This book is all about secrets. It follows a group of family at friends, who at first seem a close-knit group; privileged and lucky, but scratch the surface and there’s a world of tension, lies and deceit bubbling away underneath.
The story centres around one bank holiday weekend back in 2004, when the group go away to a holiday home on the coast to celebrate property millionare Sean Jackson’s 50th birthday. During the course of that fateful weekend, Sean’s marriage to his second wife Claire breaks down and one of their twin daughters, Coco, goes missing.
Fast-forward to present day, we follow a first-person narrative from Mila, one of Sean’s daughters from his first marriage. Despite having been all but estranged from her father most of her adult life, she finds herself surprisingly moved to learn that Sean has suddenly died, and travels to attend the funeral along with the remaining twin, Ruby.
Through the dual timeline, Marwood delicately allows the events of past and present to come together and unfold, providing a complex character study, twisted family drama and a cracking mystery all in one. She keeps the reader on tenterhooks throughout the novel, with no idea who to trust, and the dark events surrounding Coco’s mysterious disappearance aren’t fully revealed until the very last few pages.
There’s some big, bold characters in this novel, most of them completely unlikeable. Sean Jackson himself is present for less than half of the novel, but the larger-than-life property tycoon’s actions resonate long after his death. With an over-indulgent attitude to sex, drugs and alcohol, a string of wives who seem to get younger as he gets older and a personality which is charismatic yet narcissistic in equal measure, he’s a character who you won’t forget in a hurry. And he’s just the start. Marwood has created a complex web of family secrets; a medley of bitter, vindictive personalities vying against each other to get what they want.

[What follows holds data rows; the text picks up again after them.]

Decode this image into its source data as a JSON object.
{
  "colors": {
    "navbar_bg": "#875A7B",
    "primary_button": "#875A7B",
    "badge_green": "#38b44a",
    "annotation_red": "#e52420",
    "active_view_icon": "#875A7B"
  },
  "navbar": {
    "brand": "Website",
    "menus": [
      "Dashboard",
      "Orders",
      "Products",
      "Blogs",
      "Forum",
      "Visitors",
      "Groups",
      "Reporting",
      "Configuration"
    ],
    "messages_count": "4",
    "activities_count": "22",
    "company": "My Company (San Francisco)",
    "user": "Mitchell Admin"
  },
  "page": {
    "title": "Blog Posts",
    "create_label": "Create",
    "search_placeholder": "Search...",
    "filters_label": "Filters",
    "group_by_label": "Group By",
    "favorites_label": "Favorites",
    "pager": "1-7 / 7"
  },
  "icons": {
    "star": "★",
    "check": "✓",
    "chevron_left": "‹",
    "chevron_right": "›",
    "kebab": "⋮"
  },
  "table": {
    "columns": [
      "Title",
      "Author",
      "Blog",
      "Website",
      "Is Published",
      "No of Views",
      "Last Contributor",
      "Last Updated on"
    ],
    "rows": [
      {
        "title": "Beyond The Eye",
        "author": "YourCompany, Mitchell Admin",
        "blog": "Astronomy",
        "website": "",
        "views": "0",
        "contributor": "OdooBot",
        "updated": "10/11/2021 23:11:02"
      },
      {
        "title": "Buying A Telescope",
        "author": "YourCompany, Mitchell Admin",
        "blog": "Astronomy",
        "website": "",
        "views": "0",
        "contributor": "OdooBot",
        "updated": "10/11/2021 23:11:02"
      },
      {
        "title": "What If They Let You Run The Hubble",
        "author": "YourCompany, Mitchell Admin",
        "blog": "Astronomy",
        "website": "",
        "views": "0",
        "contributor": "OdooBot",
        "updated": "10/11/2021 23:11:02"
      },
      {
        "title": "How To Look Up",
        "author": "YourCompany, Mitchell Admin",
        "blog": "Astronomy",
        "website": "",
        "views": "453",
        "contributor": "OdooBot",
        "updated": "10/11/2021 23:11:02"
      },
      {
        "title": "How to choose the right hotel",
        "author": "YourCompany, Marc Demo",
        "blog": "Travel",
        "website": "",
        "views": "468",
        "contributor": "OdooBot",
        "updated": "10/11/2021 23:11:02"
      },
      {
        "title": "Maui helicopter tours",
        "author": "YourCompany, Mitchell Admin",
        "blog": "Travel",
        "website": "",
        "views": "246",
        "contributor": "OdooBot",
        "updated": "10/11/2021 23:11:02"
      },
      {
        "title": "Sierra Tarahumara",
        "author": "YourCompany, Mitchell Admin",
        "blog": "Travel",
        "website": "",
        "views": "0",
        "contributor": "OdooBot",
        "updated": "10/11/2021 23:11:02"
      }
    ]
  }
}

Near the beginning of the novel it does feel like there’s a lot of characters being introduced and it can be difficult to keep up with the unconventional family ties – but I’d advise any reader to pay close attention to even the minor characters, as they may turn out to play a bigger part in proceedings than you’d think.
The Darkest Secret really lives up to its name – it’s dark, and packed with secrets and lies. It was great way to start my New Year’s crime reading – highly recommended.